"The start-up banks out there are effectively marketing companies that use other people's assets to create a bank product," Streit said. "There's nothing illegal about it. But it does mean that you're paying a lot — and to have a banking product they need to do that."
Green Dot's offer is also above the Fed Funds rate, or the rate at which banks lend money to each other. That is likely to drop this week after a widely expected rate cut by the Federal Reserve. In June, Goldman Sachs' consumer arm Marcus cut interest rates on its high-yield accounts from 2.25% to 2.15% ahead of the central bank's move. Ally Bank also lowered rates to 2.1% from 2.2% ahead of the Fed decision. Still, Streit said a single 25 basis point drop after this week's FOMC meeting wouldn't change Green Dot's ability to profit off of the savings product.

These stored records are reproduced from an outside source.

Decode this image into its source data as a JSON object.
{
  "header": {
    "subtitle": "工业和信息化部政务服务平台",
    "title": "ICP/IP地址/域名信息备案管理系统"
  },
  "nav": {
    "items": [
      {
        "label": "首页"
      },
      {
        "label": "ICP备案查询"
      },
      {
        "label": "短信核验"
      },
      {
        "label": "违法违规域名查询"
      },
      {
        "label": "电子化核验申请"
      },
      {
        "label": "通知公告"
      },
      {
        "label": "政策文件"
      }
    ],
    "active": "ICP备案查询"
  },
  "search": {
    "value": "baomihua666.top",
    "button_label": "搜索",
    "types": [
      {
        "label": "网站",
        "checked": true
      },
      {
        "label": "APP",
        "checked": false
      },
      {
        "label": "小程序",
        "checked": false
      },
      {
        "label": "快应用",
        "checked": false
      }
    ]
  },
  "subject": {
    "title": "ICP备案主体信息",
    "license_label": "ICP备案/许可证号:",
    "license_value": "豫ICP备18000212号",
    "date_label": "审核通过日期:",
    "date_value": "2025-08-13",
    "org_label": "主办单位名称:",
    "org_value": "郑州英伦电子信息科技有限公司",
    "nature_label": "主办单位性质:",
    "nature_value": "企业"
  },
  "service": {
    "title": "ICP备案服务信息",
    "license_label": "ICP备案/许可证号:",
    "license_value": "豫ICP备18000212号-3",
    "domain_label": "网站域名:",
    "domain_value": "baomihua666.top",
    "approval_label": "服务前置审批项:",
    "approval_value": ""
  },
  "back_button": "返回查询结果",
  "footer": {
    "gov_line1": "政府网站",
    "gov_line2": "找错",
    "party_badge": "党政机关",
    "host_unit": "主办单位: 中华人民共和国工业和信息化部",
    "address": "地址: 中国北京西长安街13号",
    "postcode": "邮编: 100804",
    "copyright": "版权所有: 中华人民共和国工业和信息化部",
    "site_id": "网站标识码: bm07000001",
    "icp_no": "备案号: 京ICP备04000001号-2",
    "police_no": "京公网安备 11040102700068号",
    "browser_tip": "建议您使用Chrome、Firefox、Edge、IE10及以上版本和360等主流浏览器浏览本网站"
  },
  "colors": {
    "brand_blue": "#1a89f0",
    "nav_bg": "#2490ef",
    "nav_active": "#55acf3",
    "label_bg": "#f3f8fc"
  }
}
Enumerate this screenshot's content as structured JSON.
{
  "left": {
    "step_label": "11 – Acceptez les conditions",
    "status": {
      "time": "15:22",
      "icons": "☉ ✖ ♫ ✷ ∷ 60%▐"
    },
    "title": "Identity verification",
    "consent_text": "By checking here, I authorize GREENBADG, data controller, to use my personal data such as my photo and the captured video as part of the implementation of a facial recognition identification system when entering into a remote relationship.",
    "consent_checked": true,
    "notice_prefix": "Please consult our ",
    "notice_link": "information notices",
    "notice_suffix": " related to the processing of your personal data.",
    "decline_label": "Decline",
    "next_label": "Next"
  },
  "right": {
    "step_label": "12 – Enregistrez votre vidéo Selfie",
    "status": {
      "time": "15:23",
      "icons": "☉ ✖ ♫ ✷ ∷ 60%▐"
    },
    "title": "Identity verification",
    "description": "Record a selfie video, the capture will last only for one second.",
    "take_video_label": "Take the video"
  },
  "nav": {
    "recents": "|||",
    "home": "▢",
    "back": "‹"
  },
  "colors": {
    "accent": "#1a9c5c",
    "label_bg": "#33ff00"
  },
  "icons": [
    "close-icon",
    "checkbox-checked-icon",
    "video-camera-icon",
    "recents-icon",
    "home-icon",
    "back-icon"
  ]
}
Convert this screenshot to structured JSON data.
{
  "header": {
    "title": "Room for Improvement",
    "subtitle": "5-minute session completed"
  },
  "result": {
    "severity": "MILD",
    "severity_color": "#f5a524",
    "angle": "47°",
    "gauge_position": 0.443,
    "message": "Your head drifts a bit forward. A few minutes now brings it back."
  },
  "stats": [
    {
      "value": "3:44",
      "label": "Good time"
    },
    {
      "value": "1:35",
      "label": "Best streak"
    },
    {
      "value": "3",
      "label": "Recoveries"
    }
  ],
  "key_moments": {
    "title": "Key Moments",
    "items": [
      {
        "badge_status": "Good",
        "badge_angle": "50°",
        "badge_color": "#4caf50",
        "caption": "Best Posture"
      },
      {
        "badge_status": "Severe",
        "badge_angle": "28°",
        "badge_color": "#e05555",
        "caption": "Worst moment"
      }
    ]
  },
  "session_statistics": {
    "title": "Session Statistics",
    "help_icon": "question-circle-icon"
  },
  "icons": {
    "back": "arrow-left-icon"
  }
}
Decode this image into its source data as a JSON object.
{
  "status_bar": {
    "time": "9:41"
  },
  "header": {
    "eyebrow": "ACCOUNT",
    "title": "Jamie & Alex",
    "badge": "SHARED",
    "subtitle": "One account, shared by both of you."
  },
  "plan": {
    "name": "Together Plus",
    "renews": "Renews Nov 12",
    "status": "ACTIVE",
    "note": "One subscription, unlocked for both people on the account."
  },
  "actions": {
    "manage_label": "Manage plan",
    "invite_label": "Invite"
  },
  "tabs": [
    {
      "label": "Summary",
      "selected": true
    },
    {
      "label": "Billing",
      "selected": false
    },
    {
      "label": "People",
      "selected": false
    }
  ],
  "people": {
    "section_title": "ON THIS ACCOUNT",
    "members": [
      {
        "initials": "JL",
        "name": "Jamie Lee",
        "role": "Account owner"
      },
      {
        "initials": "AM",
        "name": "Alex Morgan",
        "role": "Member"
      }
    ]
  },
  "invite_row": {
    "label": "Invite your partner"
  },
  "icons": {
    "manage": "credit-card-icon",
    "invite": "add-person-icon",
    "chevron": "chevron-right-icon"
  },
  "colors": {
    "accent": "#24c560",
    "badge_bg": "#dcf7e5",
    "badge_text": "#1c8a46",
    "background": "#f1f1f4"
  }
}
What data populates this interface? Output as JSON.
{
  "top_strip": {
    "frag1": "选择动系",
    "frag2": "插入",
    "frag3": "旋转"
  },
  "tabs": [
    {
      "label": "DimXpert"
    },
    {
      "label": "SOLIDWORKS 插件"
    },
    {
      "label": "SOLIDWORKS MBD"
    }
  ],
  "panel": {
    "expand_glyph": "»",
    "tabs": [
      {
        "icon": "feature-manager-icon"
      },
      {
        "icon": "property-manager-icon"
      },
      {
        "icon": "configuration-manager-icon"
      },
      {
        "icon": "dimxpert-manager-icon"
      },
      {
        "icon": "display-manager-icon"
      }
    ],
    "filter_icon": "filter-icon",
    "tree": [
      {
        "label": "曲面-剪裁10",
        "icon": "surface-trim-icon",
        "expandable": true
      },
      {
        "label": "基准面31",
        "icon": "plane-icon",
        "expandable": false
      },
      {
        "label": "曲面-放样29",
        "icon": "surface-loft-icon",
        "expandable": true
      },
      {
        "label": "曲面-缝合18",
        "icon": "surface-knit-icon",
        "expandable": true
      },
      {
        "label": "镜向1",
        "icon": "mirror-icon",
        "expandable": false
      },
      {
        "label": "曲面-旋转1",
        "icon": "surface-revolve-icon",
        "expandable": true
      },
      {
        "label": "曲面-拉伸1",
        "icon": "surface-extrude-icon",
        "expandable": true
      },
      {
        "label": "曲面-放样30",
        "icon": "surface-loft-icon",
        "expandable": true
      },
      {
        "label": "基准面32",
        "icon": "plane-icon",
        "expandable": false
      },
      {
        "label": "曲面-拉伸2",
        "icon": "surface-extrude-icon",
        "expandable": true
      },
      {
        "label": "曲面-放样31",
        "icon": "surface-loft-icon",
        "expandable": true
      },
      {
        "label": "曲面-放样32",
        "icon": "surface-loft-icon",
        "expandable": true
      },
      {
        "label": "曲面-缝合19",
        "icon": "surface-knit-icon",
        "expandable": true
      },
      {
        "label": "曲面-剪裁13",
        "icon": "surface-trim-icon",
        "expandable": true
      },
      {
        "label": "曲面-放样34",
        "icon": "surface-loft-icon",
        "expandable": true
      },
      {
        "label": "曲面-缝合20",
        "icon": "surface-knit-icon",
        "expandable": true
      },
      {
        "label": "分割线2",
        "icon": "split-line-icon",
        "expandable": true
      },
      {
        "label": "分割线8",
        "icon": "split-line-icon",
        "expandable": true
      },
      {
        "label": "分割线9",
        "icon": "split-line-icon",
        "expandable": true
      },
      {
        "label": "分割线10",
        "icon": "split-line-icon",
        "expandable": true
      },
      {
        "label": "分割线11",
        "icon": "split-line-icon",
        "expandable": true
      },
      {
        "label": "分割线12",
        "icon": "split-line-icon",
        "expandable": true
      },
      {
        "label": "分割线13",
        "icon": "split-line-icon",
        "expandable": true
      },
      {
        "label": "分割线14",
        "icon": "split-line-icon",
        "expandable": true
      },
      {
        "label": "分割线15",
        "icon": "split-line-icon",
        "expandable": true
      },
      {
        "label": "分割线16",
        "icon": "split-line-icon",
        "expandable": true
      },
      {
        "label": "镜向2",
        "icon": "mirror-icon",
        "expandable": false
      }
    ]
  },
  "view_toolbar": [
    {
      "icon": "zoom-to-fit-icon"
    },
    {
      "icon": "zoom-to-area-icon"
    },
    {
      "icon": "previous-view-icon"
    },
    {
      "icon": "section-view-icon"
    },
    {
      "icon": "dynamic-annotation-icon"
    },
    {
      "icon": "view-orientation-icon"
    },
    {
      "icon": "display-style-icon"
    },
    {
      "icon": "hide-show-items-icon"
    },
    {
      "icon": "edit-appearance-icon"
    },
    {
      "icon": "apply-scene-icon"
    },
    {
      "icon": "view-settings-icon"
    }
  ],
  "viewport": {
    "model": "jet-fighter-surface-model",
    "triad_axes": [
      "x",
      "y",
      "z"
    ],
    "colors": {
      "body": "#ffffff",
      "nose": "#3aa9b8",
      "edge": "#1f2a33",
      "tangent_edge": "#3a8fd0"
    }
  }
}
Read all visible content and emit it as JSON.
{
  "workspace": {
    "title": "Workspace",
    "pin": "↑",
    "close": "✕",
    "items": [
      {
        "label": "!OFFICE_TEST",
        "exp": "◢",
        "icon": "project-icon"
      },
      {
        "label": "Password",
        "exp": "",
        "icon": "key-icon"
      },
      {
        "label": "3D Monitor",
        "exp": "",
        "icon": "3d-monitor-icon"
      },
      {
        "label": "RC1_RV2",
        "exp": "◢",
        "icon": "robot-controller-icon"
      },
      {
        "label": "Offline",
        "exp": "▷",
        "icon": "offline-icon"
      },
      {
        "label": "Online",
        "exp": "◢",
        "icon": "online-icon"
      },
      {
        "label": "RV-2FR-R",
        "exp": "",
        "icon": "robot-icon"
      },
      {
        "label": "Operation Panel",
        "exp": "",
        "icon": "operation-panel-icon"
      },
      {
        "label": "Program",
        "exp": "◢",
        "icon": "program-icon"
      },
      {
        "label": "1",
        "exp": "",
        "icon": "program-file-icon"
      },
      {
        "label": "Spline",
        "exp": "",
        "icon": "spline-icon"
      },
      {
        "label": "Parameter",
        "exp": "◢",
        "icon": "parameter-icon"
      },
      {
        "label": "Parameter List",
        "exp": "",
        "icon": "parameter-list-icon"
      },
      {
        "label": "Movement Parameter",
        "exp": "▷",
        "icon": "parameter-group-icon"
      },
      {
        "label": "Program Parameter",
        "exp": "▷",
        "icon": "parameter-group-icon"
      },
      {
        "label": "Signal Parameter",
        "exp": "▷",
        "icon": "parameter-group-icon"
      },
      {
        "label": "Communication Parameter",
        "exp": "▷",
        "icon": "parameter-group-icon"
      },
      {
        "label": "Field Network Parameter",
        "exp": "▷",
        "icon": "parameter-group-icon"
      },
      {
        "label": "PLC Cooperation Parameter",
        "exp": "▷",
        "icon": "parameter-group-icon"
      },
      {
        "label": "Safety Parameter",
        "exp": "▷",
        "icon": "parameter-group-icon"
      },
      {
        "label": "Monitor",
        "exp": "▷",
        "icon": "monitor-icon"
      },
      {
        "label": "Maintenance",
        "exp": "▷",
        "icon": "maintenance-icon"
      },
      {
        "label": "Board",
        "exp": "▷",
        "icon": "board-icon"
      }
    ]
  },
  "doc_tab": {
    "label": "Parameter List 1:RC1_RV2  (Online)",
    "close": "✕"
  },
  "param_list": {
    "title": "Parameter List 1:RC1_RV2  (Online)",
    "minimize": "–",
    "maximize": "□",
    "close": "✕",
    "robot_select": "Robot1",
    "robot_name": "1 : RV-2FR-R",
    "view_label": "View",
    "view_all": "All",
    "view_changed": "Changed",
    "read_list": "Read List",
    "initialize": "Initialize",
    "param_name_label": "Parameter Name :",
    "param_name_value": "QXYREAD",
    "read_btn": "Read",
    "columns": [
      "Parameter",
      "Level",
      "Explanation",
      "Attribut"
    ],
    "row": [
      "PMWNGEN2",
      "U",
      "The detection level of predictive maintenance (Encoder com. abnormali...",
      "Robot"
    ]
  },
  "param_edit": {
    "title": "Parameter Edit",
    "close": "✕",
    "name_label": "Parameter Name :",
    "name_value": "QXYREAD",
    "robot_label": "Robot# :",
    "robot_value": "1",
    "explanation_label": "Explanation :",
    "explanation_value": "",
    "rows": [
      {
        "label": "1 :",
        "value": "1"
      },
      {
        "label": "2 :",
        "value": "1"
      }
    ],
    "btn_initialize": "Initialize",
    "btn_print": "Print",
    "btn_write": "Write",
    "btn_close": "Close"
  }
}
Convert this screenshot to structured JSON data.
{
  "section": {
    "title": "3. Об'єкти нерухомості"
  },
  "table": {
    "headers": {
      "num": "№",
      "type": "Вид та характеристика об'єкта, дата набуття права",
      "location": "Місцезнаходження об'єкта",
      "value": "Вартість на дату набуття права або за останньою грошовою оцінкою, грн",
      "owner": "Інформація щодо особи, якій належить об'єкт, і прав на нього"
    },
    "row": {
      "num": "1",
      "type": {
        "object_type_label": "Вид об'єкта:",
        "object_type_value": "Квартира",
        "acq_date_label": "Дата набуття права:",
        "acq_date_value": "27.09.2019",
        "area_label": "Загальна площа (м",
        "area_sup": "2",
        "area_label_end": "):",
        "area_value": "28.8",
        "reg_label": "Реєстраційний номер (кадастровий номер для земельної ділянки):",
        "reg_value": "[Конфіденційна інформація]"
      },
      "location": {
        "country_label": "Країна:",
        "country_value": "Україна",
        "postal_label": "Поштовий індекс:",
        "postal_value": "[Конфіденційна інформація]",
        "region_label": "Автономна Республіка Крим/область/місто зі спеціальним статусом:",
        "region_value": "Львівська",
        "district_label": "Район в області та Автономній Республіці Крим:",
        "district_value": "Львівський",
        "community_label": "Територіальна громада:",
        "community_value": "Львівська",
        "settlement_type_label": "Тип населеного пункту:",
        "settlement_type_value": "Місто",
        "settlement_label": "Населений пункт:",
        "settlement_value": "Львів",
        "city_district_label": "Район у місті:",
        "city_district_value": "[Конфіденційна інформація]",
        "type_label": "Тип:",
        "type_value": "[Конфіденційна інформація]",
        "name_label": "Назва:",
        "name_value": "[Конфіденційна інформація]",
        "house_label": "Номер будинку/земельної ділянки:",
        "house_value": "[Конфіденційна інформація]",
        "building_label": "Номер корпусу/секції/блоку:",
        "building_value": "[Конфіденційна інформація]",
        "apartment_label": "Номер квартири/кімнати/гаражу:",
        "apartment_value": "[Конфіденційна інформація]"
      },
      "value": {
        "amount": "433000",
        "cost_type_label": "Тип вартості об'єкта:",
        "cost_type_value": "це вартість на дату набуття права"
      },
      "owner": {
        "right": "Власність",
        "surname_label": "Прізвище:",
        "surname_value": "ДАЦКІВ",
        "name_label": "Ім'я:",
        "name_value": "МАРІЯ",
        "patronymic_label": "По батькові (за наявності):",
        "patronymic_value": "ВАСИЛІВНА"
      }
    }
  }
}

"If rates were lowered precipitously quarter after quarter we may have to look at it," Streit told CNBC in a phone interview. "But there's certainly nothing in the near term that we're worried about."
Streit started Green Dot in 1999 with prepaid debit cards geared towards internet users who wanted to shop online. The company went public on the New York Stock Exchange in 2010 and a year later, got into the banking business by acquiring Utah-based Bonneville Bank for $15.7 million. In the years since, it has partnered with Uber, which uses Green Dot checking accounts for its drivers, and powers Apple's Pay and Intuit's TurboTax. It also has an agreement with Walmart to issue the retailer's prepaid debit card.
The stock has had a tough 2019 though with shares of Green Dot down more than 37% year to date while the broader market rallied. Streit said this announcement is part of his promise of a turnaround to shareholders.
"We promised investors that our new products were going to not only embrace our legacy customers, but that they were going to open themselves up to a broader collection of customers to expand our total addressable market," he said. "We've done that here."
Because the bank has a relatively low cost infrastructure and no branches, Streit said they can afford to pay customers a higher rate without losing money. It plans to profit off of interchange fee charged when someone swipes a debit card and the fee charged if the cardholder does not spend at least $1,000 per month with the debit card. The hope is that the savings rate, which is only available up to $10,000, ushers in more customers and that existing ones make this their primary bank account, Streit said.